It can be difficult to design and develop artificial intelligence systems to meet specific quality standards. Often, AI systems are designed to be "as good as possible" rather than meeting particular targets. Using the Design for Six Sigma quality methodology, an automated insurance underwriting expert system was designed, developed, and fielded. Using this methodology resulted in meeting the high quality expectations required for deployment.
Rockville, MD 20850 Colleen McClintock Infinite Intelligence, Inc. 1155 Connecticut Avenue, #500 Washington 20036 Jacqueline Sobieski Fannie Mae 3900 Wisconsin Avenue Washington 20016 Abstract Business policy can be defined as the guidelines and procedures by which an organization conducts its business. Organizations depend on their information systems to implement their business policy. It is important that any implementation of business policy allows faster application development and better quality management and also provides a balance between flexibility and centralized control. This paper views business rules as atomic units of business policy that can be used to define or constrain different aspects of the business. It then argues that business rules provide an excellent representation for business policy. KARMA was developed and deployed at Fannie Mae. 1 Introduction Business policy can be defined as the guidelines and procedures by which an organization conducts its business. Business policy is often documented in manuals and business guidelines and is reflected in an organization's information systems. Organizations depend on their information systems to implement this policy.

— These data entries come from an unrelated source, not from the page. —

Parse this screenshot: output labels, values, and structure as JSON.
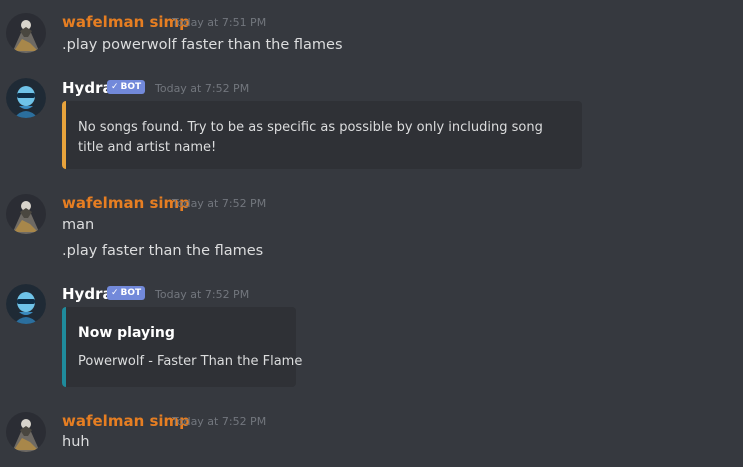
{
  "colors": {
    "background": "#36393f",
    "user_name": "#e67e22",
    "bot_name": "#ffffff",
    "bot_tag": "#7289da",
    "embed_bg": "#2f3136",
    "embed_bar_warning": "#e8a33c",
    "embed_bar_playing": "#1f8b9c",
    "timestamp": "#72767d"
  },
  "messages": [
    {
      "author": "wafelman simp",
      "timestamp": "Today at 7:51 PM",
      "lines": [
        ".play powerwolf faster than the flames"
      ]
    },
    {
      "author": "Hydra",
      "bot_tag": "BOT",
      "timestamp": "Today at 7:52 PM",
      "embed": {
        "description": "No songs found. Try to be as specific as possible by only including song title and artist name!"
      }
    },
    {
      "author": "wafelman simp",
      "timestamp": "Today at 7:52 PM",
      "lines": [
        "man",
        ".play faster than the flames"
      ]
    },
    {
      "author": "Hydra",
      "bot_tag": "BOT",
      "timestamp": "Today at 7:52 PM",
      "embed": {
        "title": "Now playing",
        "description": "Powerwolf - Faster Than the Flame"
      }
    },
    {
      "author": "wafelman simp",
      "timestamp": "Today at 7:52 PM",
      "lines": [
        "huh"
      ]
    }
  ],
  "icons": {
    "verified": "checkmark-icon"
  }
}
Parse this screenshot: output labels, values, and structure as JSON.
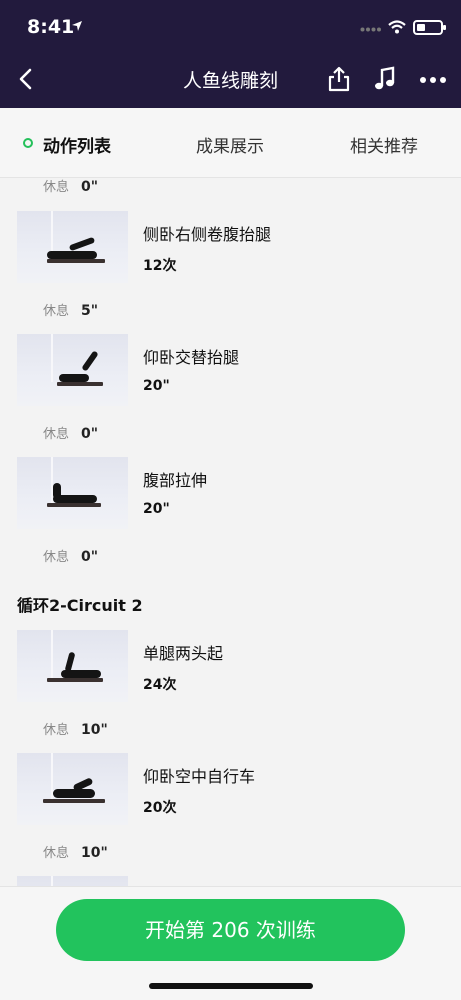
{
  "status_bar": {
    "time": "8:41"
  },
  "nav": {
    "title": "人鱼线雕刻"
  },
  "tabs": [
    {
      "label": "动作列表",
      "active": true
    },
    {
      "label": "成果展示",
      "active": false
    },
    {
      "label": "相关推荐",
      "active": false
    }
  ],
  "rest_label": "休息",
  "list": {
    "rests": [
      "0\"",
      "5\"",
      "0\"",
      "0\"",
      "10\"",
      "10\""
    ],
    "exercises": [
      {
        "name": "侧卧右侧卷腹抬腿",
        "count": "12次"
      },
      {
        "name": "仰卧交替抬腿",
        "count": "20\""
      },
      {
        "name": "腹部拉伸",
        "count": "20\""
      },
      {
        "name": "单腿两头起",
        "count": "24次"
      },
      {
        "name": "仰卧空中自行车",
        "count": "20次"
      }
    ],
    "circuit_title": "循环2-Circuit 2"
  },
  "bottom": {
    "start_button": "开始第 206 次训练"
  },
  "colors": {
    "header_bg": "#221a3d",
    "accent_green": "#22c35d"
  }
}
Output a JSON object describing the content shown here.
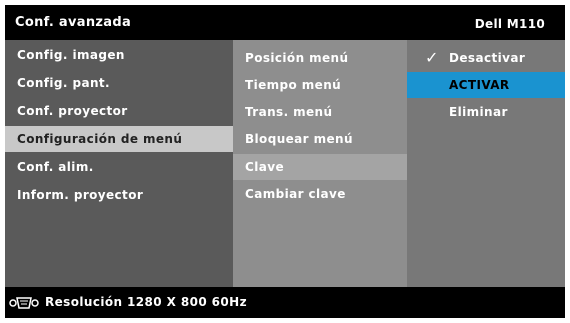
{
  "header": {
    "title": "Conf. avanzada",
    "model": "Dell  M110"
  },
  "menu": {
    "items": [
      {
        "label": "Config. imagen"
      },
      {
        "label": "Config. pant."
      },
      {
        "label": "Conf. proyector"
      },
      {
        "label": "Configuración de menú",
        "selected": true
      },
      {
        "label": "Conf. alim."
      },
      {
        "label": "Inform. proyector"
      }
    ]
  },
  "submenu": {
    "items": [
      {
        "label": "Posición menú"
      },
      {
        "label": "Tiempo menú"
      },
      {
        "label": "Trans. menú"
      },
      {
        "label": "Bloquear menú"
      },
      {
        "label": "Clave",
        "selected": true
      },
      {
        "label": "Cambiar clave"
      }
    ]
  },
  "options": {
    "items": [
      {
        "label": "Desactivar",
        "checked": true
      },
      {
        "label": "ACTIVAR",
        "highlighted": true
      },
      {
        "label": "Eliminar"
      }
    ],
    "check_glyph": "✓"
  },
  "status": {
    "icon": "video-connector-icon",
    "text": "Resolución   1280 X 800 60Hz"
  },
  "colors": {
    "highlight": "#1a93d0",
    "menu_bg": "#5a5a5a",
    "submenu_bg": "#8e8e8e",
    "options_bg": "#787878"
  }
}
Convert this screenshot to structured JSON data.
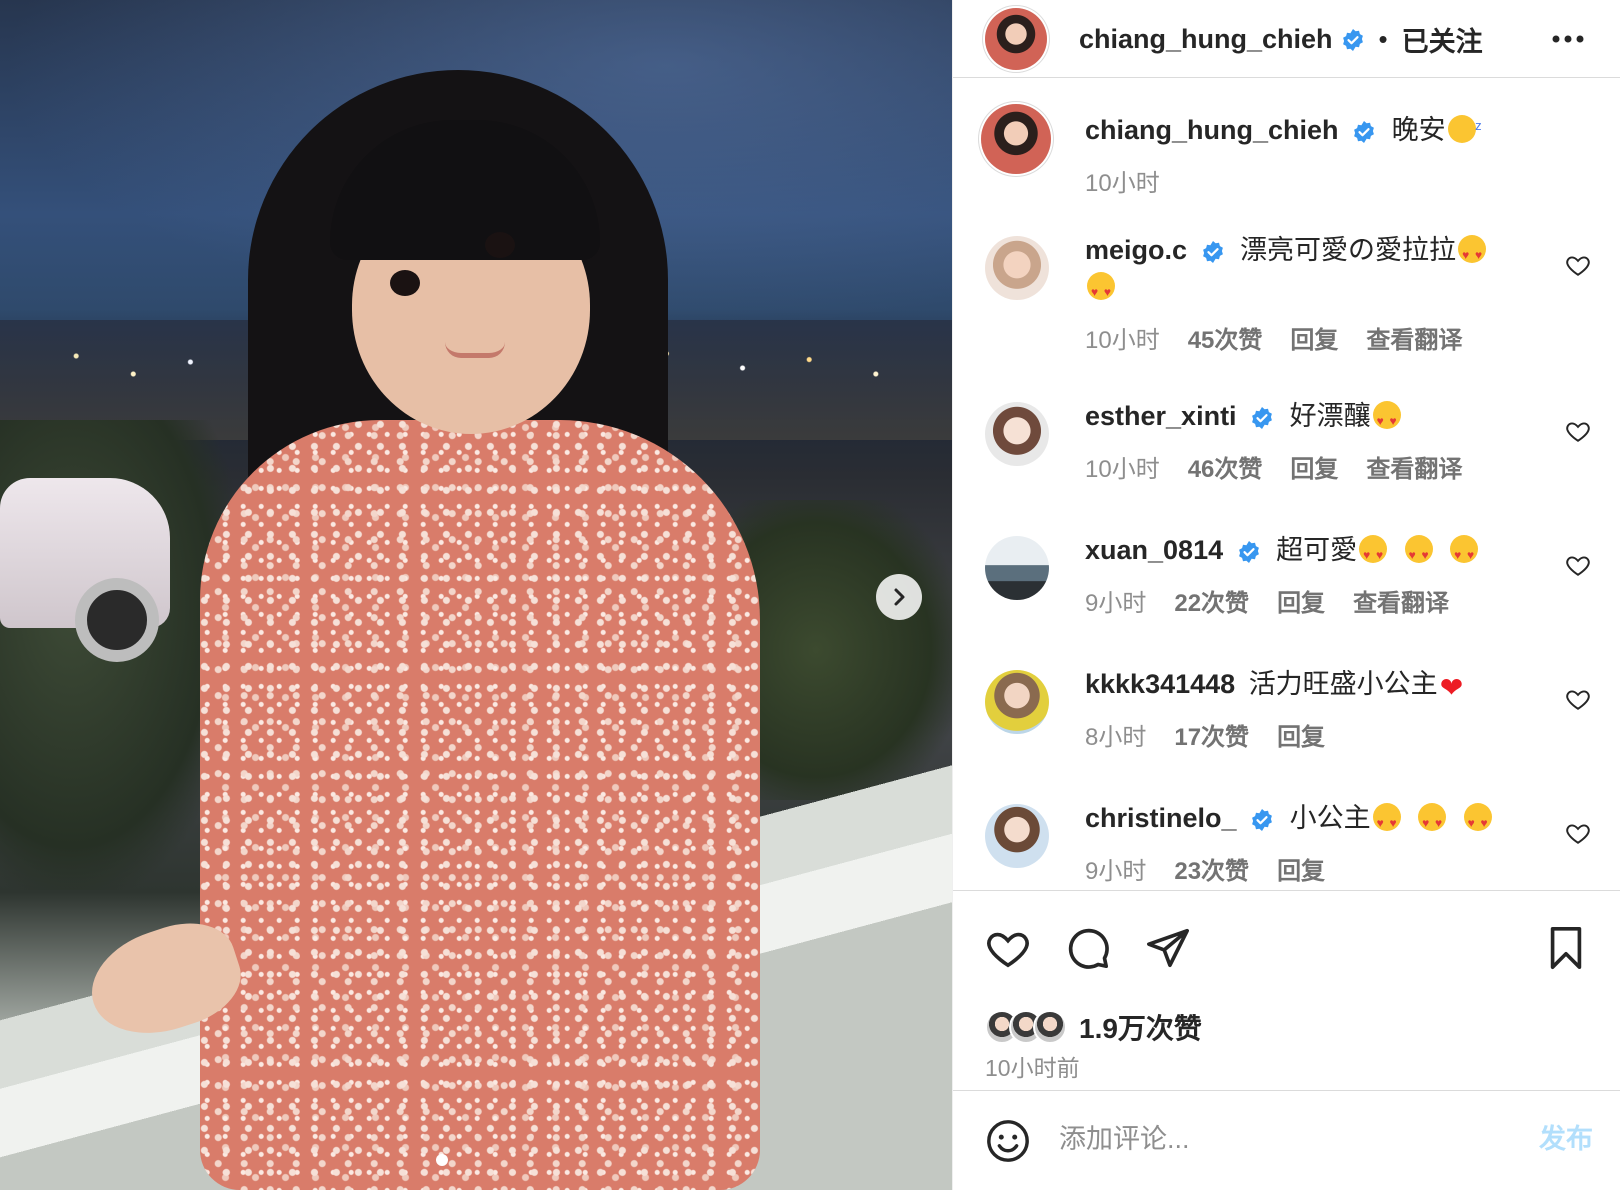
{
  "photo": {
    "next_icon": "chevron-right-icon",
    "carousel_dots": 1
  },
  "header": {
    "username": "chiang_hung_chieh",
    "separator": "•",
    "follow_status": "已关注",
    "more_icon": "more-horizontal-icon"
  },
  "caption": {
    "username": "chiang_hung_chieh",
    "text": "晚安",
    "time": "10小时"
  },
  "comments": [
    {
      "username": "meigo.c",
      "text": "漂亮可愛の愛拉拉",
      "time": "10小时",
      "likes": "45次赞",
      "reply": "回复",
      "translate": "查看翻译"
    },
    {
      "username": "esther_xinti",
      "text": "好漂釀",
      "time": "10小时",
      "likes": "46次赞",
      "reply": "回复",
      "translate": "查看翻译"
    },
    {
      "username": "xuan_0814",
      "text": "超可愛",
      "time": "9小时",
      "likes": "22次赞",
      "reply": "回复",
      "translate": "查看翻译"
    },
    {
      "username": "kkkk341448",
      "text": "活力旺盛小公主",
      "time": "8小时",
      "likes": "17次赞",
      "reply": "回复",
      "translate": ""
    },
    {
      "username": "christinelo_",
      "text": "小公主",
      "time": "9小时",
      "likes": "23次赞",
      "reply": "回复",
      "translate": ""
    }
  ],
  "actions": {
    "like_icon": "heart-icon",
    "comment_icon": "comment-icon",
    "share_icon": "send-icon",
    "save_icon": "bookmark-icon",
    "likes": "1.9万次赞",
    "time_ago": "10小时前"
  },
  "composer": {
    "emoji_icon": "smiley-icon",
    "placeholder": "添加评论...",
    "post_label": "发布"
  },
  "colors": {
    "verified": "#3897f0",
    "post_disabled": "#b2dffc",
    "muted": "#8e8e8e"
  }
}
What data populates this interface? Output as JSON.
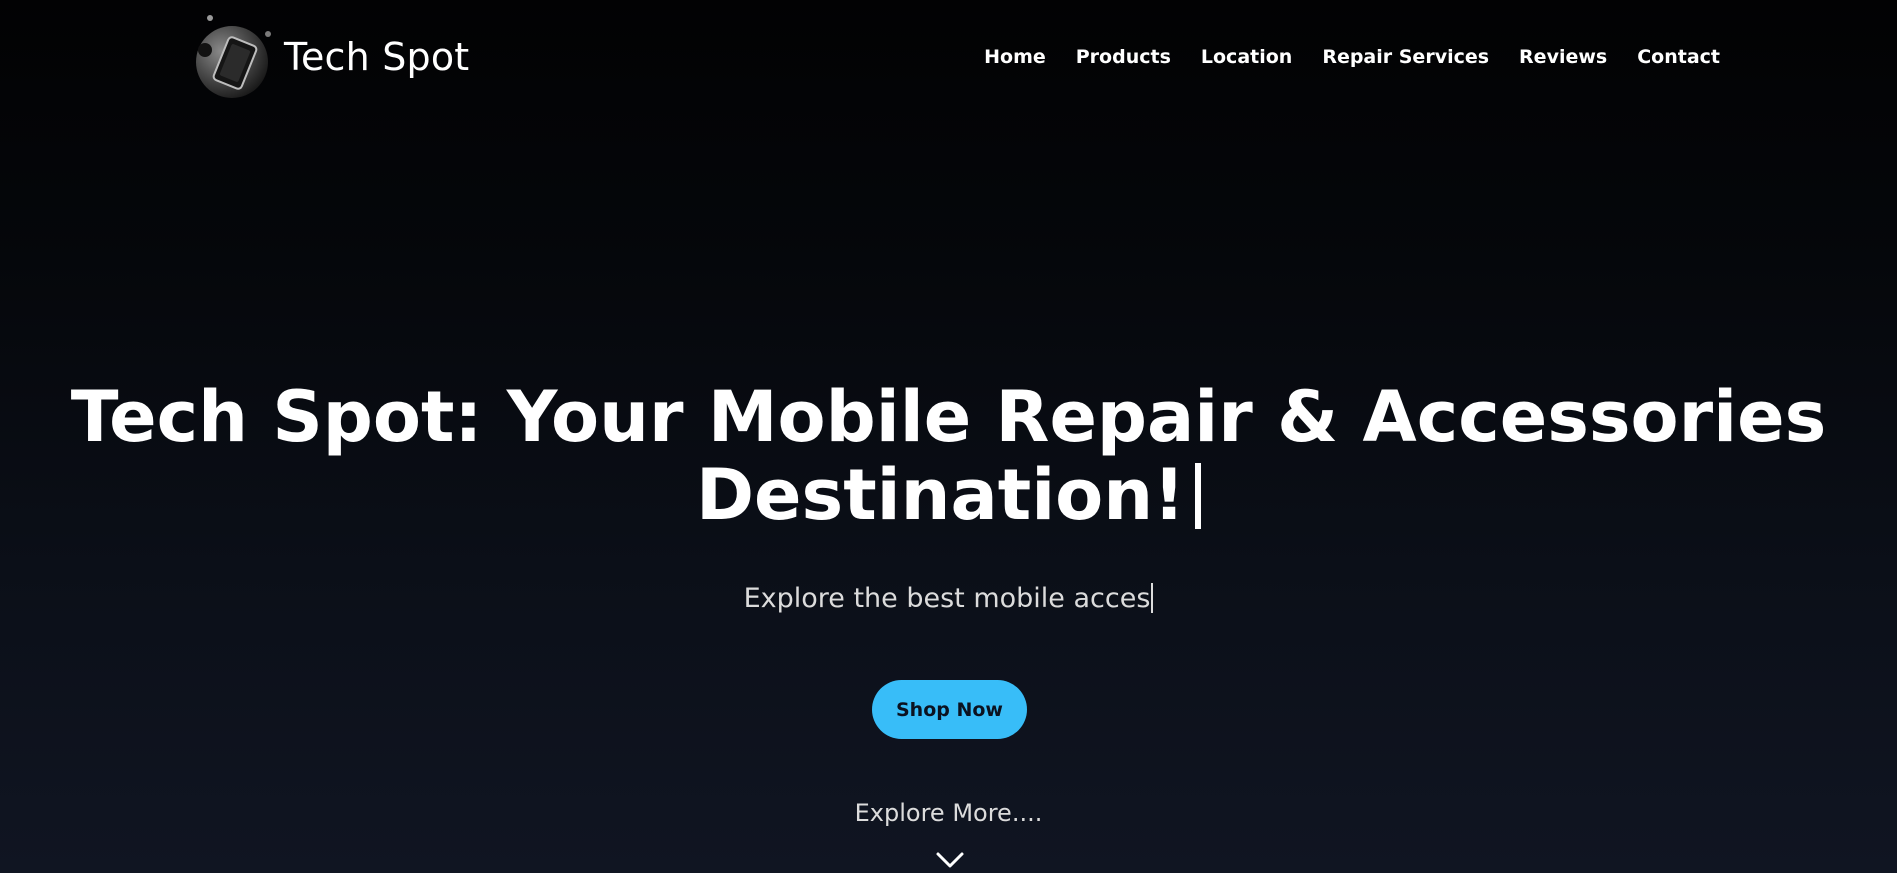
{
  "header": {
    "brand_name": "Tech Spot",
    "logo_icon": "phone-logo-icon",
    "nav": [
      {
        "label": "Home"
      },
      {
        "label": "Products"
      },
      {
        "label": "Location"
      },
      {
        "label": "Repair Services"
      },
      {
        "label": "Reviews"
      },
      {
        "label": "Contact"
      }
    ]
  },
  "hero": {
    "title_line1": "Tech Spot: Your Mobile Repair & Accessories",
    "title_line2": "Destination!",
    "subtitle": "Explore the best mobile acces",
    "cta_label": "Shop Now",
    "explore_label": "Explore More....",
    "scroll_icon": "chevron-down-icon"
  },
  "colors": {
    "accent": "#38bdf8",
    "background_top": "#020203",
    "background_bottom": "#101522",
    "text": "#ffffff"
  }
}
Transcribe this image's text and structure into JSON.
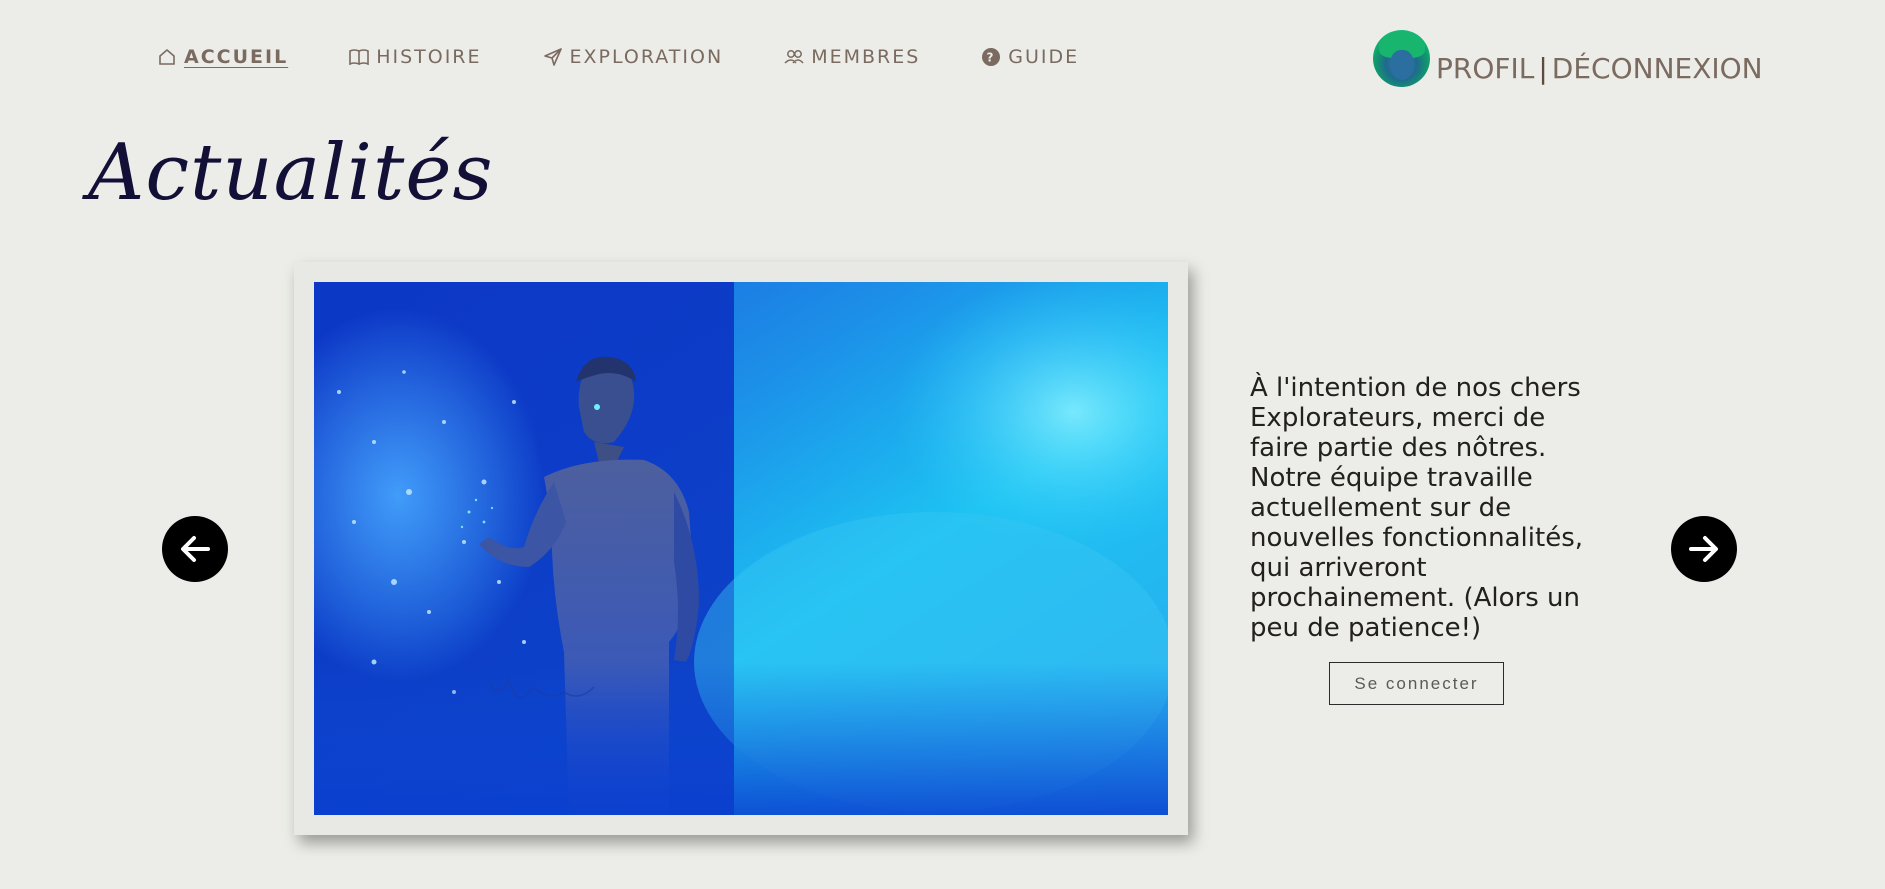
{
  "nav": {
    "items": [
      {
        "label": "ACCUEIL",
        "icon": "home-icon",
        "active": true
      },
      {
        "label": "HISTOIRE",
        "icon": "book-icon"
      },
      {
        "label": "EXPLORATION",
        "icon": "paper-plane-icon"
      },
      {
        "label": "MEMBRES",
        "icon": "users-icon"
      },
      {
        "label": "GUIDE",
        "icon": "question-circle-icon"
      }
    ]
  },
  "profile": {
    "profile_label": "PROFIL",
    "separator": "|",
    "logout_label": "DÉCONNEXION"
  },
  "page": {
    "title": "Actualités"
  },
  "slide": {
    "text": "À l'intention de nos chers Explorateurs, merci de faire partie des nôtres. Notre équipe travaille actuellement sur de nouvelles fonctionnalités, qui arriveront prochainement. (Alors un peu de patience!)",
    "button_label": "Se connecter"
  },
  "colors": {
    "background": "#ecede8",
    "nav_text": "#7a6a60",
    "title": "#131037",
    "arrow": "#000000"
  }
}
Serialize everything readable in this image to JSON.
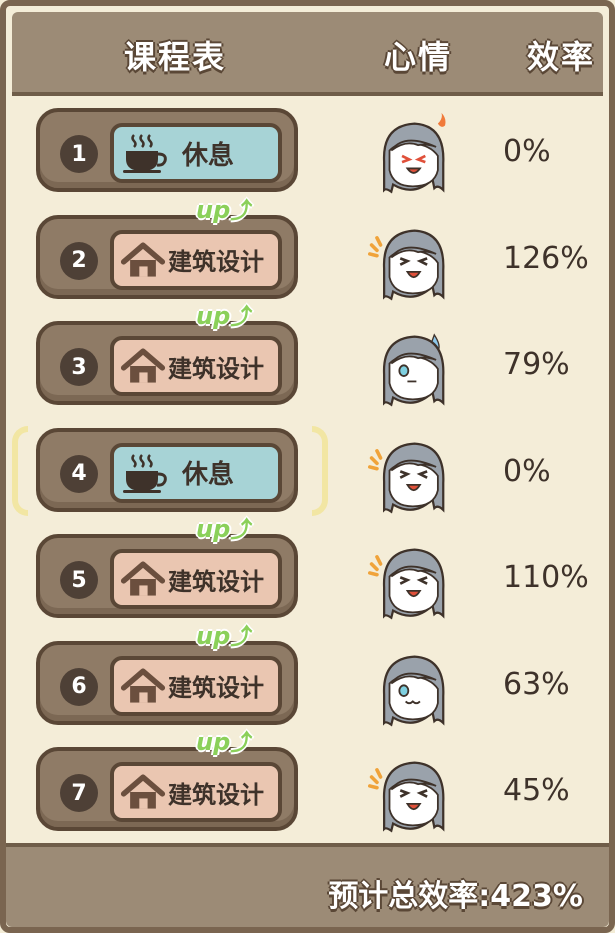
{
  "header": {
    "schedule": "课程表",
    "mood": "心情",
    "efficiency": "效率"
  },
  "rows": [
    {
      "num": "1",
      "course": "休息",
      "type": "rest",
      "up": false,
      "mood": "angry",
      "efficiency": "0%"
    },
    {
      "num": "2",
      "course": "建筑设计",
      "type": "build",
      "up": true,
      "mood": "happy",
      "efficiency": "126%"
    },
    {
      "num": "3",
      "course": "建筑设计",
      "type": "build",
      "up": true,
      "mood": "sweat",
      "efficiency": "79%"
    },
    {
      "num": "4",
      "course": "休息",
      "type": "rest",
      "up": false,
      "mood": "happy",
      "efficiency": "0%",
      "selected": true
    },
    {
      "num": "5",
      "course": "建筑设计",
      "type": "build",
      "up": true,
      "mood": "happy",
      "efficiency": "110%"
    },
    {
      "num": "6",
      "course": "建筑设计",
      "type": "build",
      "up": true,
      "mood": "content",
      "efficiency": "63%"
    },
    {
      "num": "7",
      "course": "建筑设计",
      "type": "build",
      "up": true,
      "mood": "happy",
      "efficiency": "45%"
    }
  ],
  "up_label": "up",
  "total": "预计总效率:423%",
  "colors": {
    "rest": "#a7d3d6",
    "build": "#eac6b1",
    "up": "#8bd05a",
    "panel": "#9c8b76"
  }
}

Fannie Mae, the nation's largest source of conventional mortgage funds, has made a commitment to use technology to improve the efficiency of processing a loan by reducing the time, paperwork and cost associated with loan origination. The Desktop Underwriter (DU) system which was developed as a result of this commitment, is an automated underwriting expert system that applies both heuristics and statistics to the problem. The system supports both the wholesale and retail mortgage environments and is built to reason and underwrite loans with incomplete, unverified and conflicting data. The system generates a credit recommendation based on the loan's conformity to credit standards and an eligibility recommendation based on the loan's conformity to eligibility
This paper describes the GE Compliance Checker [GECCO], a knowledge-based application for use in the home mortgage industry. GECCO is a tool for automating the information-intensive processes of underwriting and reselling mortgage loans. GECCO was initially designed and deployed for one business component of GE Capital Mortgage Corporation [GECMC], and then successfully integrated into three other GECMC businesses. Its first application was for third-party underwriting. This was followed by the use of GECCO in wholesale pricing and registration, and in direct loan origination. Most recently, GECCO has evolved into a commercial product offered for purchase to mortgage lenders. GECCO has significantly improved the underwriting and resale process: quality control has become much more effective, adding consistency, completeness and robustness to the decision making process; the quantity of loans processed has increased; customer service has been enhanced; and a once "subjective" process has now been standardized. The successful use of AI has also permeated GECMC business application software to the extent that AI has become a requirement rather than a remote technology used in an isolated application.
Fannie Mae is a congressionally chartered, shareholderowned company and the nation's largest source of conventional home mortgage funds. Fannie Mae purchases and securitizes loans and is considered the leader in the secondary mortgage market. Because of its strong leadership role, Fannie Mae's policies for loan eligibility set the standard in the mortgage industry and applying these policies consistently and effectively is critical to Fannie Mae's mission and profitability. Fannie Mae's policies for selling and servicing mortgage loans span the business functions of the secondary mortgage market and therefore are contained in many different software applications. Managing policy across multiple business applications became increasingly complex.